*TASK DETAILS*.
All of the records must be given again exactly.

*SUPPLIED ENTRIES*.
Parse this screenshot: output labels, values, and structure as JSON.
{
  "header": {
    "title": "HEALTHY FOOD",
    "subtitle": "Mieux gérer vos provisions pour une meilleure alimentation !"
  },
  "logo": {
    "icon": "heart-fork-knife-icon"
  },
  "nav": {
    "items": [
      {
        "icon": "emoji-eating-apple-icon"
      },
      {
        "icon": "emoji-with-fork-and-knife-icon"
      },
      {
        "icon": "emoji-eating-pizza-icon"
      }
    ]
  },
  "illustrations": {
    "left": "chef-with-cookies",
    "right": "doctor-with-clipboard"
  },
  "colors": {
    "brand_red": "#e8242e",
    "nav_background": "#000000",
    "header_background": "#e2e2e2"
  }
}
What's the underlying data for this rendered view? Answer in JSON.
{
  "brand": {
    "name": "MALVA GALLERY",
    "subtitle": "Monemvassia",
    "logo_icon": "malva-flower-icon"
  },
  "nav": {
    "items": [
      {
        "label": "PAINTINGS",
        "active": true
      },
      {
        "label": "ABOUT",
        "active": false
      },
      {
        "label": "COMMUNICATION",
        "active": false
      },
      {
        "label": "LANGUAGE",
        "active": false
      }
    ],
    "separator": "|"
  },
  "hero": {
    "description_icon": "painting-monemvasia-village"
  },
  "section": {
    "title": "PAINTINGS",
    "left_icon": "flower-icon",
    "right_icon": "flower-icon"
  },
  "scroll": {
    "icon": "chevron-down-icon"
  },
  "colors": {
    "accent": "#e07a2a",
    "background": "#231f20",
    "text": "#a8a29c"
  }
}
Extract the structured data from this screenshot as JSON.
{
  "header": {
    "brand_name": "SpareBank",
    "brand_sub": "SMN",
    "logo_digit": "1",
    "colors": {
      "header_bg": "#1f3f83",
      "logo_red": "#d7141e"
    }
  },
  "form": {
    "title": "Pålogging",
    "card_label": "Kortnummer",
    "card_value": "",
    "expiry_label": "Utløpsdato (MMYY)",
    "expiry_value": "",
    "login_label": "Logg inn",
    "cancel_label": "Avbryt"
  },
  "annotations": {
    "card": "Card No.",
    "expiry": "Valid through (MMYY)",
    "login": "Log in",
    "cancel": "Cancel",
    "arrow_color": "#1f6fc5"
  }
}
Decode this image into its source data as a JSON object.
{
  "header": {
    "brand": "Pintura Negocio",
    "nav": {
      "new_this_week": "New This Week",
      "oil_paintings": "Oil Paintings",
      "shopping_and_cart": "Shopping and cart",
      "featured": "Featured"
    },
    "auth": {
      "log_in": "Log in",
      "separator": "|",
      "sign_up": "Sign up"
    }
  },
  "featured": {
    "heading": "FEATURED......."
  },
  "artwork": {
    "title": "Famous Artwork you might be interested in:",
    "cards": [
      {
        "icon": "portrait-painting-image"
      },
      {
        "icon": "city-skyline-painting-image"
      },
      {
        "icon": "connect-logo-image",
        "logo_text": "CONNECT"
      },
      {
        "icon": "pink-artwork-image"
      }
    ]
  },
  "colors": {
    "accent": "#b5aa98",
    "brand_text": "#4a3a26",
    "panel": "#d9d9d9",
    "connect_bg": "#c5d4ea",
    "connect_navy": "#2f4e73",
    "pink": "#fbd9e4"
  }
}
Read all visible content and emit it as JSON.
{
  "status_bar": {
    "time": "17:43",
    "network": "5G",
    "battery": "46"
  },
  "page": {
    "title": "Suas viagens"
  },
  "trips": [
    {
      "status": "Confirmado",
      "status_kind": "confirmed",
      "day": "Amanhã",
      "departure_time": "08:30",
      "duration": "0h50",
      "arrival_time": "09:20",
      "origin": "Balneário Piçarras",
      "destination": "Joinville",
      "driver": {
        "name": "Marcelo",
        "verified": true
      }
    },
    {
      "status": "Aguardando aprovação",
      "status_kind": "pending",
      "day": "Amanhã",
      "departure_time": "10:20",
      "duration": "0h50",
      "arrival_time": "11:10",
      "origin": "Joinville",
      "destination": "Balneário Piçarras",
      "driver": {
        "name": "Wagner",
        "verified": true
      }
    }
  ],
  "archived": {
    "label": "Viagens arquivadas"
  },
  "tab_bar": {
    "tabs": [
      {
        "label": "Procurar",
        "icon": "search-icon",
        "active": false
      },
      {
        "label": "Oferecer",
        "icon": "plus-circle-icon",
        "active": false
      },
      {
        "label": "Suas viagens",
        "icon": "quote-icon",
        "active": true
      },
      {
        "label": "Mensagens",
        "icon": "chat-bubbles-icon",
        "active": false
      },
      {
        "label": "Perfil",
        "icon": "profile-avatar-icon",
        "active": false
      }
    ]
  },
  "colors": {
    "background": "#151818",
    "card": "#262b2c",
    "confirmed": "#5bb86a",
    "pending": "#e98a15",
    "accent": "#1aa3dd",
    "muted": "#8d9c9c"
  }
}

*ANSWER SECTION*.
Parse this screenshot: output labels, values, and structure as JSON.
{
  "header": {
    "title": "HEALTHY FOOD",
    "subtitle": "Mieux gérer vos provisions pour une meilleure alimentation !"
  },
  "logo": {
    "icon": "heart-fork-knife-icon"
  },
  "nav": {
    "items": [
      {
        "icon": "emoji-eating-apple-icon"
      },
      {
        "icon": "emoji-with-fork-and-knife-icon"
      },
      {
        "icon": "emoji-eating-pizza-icon"
      }
    ]
  },
  "illustrations": {
    "left": "chef-with-cookies",
    "right": "doctor-with-clipboard"
  },
  "colors": {
    "brand_red": "#e8242e",
    "nav_background": "#000000",
    "header_background": "#e2e2e2"
  }
}
What's the underlying data for this rendered view? Answer in JSON.
{
  "brand": {
    "name": "MALVA GALLERY",
    "subtitle": "Monemvassia",
    "logo_icon": "malva-flower-icon"
  },
  "nav": {
    "items": [
      {
        "label": "PAINTINGS",
        "active": true
      },
      {
        "label": "ABOUT",
        "active": false
      },
      {
        "label": "COMMUNICATION",
        "active": false
      },
      {
        "label": "LANGUAGE",
        "active": false
      }
    ],
    "separator": "|"
  },
  "hero": {
    "description_icon": "painting-monemvasia-village"
  },
  "section": {
    "title": "PAINTINGS",
    "left_icon": "flower-icon",
    "right_icon": "flower-icon"
  },
  "scroll": {
    "icon": "chevron-down-icon"
  },
  "colors": {
    "accent": "#e07a2a",
    "background": "#231f20",
    "text": "#a8a29c"
  }
}
Extract the structured data from this screenshot as JSON.
{
  "header": {
    "brand_name": "SpareBank",
    "brand_sub": "SMN",
    "logo_digit": "1",
    "colors": {
      "header_bg": "#1f3f83",
      "logo_red": "#d7141e"
    }
  },
  "form": {
    "title": "Pålogging",
    "card_label": "Kortnummer",
    "card_value": "",
    "expiry_label": "Utløpsdato (MMYY)",
    "expiry_value": "",
    "login_label": "Logg inn",
    "cancel_label": "Avbryt"
  },
  "annotations": {
    "card": "Card No.",
    "expiry": "Valid through (MMYY)",
    "login": "Log in",
    "cancel": "Cancel",
    "arrow_color": "#1f6fc5"
  }
}
Decode this image into its source data as a JSON object.
{
  "header": {
    "brand": "Pintura Negocio",
    "nav": {
      "new_this_week": "New This Week",
      "oil_paintings": "Oil Paintings",
      "shopping_and_cart": "Shopping and cart",
      "featured": "Featured"
    },
    "auth": {
      "log_in": "Log in",
      "separator": "|",
      "sign_up": "Sign up"
    }
  },
  "featured": {
    "heading": "FEATURED......."
  },
  "artwork": {
    "title": "Famous Artwork you might be interested in:",
    "cards": [
      {
        "icon": "portrait-painting-image"
      },
      {
        "icon": "city-skyline-painting-image"
      },
      {
        "icon": "connect-logo-image",
        "logo_text": "CONNECT"
      },
      {
        "icon": "pink-artwork-image"
      }
    ]
  },
  "colors": {
    "accent": "#b5aa98",
    "brand_text": "#4a3a26",
    "panel": "#d9d9d9",
    "connect_bg": "#c5d4ea",
    "connect_navy": "#2f4e73",
    "pink": "#fbd9e4"
  }
}
Read all visible content and emit it as JSON.
{
  "status_bar": {
    "time": "17:43",
    "network": "5G",
    "battery": "46"
  },
  "page": {
    "title": "Suas viagens"
  },
  "trips": [
    {
      "status": "Confirmado",
      "status_kind": "confirmed",
      "day": "Amanhã",
      "departure_time": "08:30",
      "duration": "0h50",
      "arrival_time": "09:20",
      "origin": "Balneário Piçarras",
      "destination": "Joinville",
      "driver": {
        "name": "Marcelo",
        "verified": true
      }
    },
    {
      "status": "Aguardando aprovação",
      "status_kind": "pending",
      "day": "Amanhã",
      "departure_time": "10:20",
      "duration": "0h50",
      "arrival_time": "11:10",
      "origin": "Joinville",
      "destination": "Balneário Piçarras",
      "driver": {
        "name": "Wagner",
        "verified": true
      }
    }
  ],
  "archived": {
    "label": "Viagens arquivadas"
  },
  "tab_bar": {
    "tabs": [
      {
        "label": "Procurar",
        "icon": "search-icon",
        "active": false
      },
      {
        "label": "Oferecer",
        "icon": "plus-circle-icon",
        "active": false
      },
      {
        "label": "Suas viagens",
        "icon": "quote-icon",
        "active": true
      },
      {
        "label": "Mensagens",
        "icon": "chat-bubbles-icon",
        "active": false
      },
      {
        "label": "Perfil",
        "icon": "profile-avatar-icon",
        "active": false
      }
    ]
  },
  "colors": {
    "background": "#151818",
    "card": "#262b2c",
    "confirmed": "#5bb86a",
    "pending": "#e98a15",
    "accent": "#1aa3dd",
    "muted": "#8d9c9c"
  }
}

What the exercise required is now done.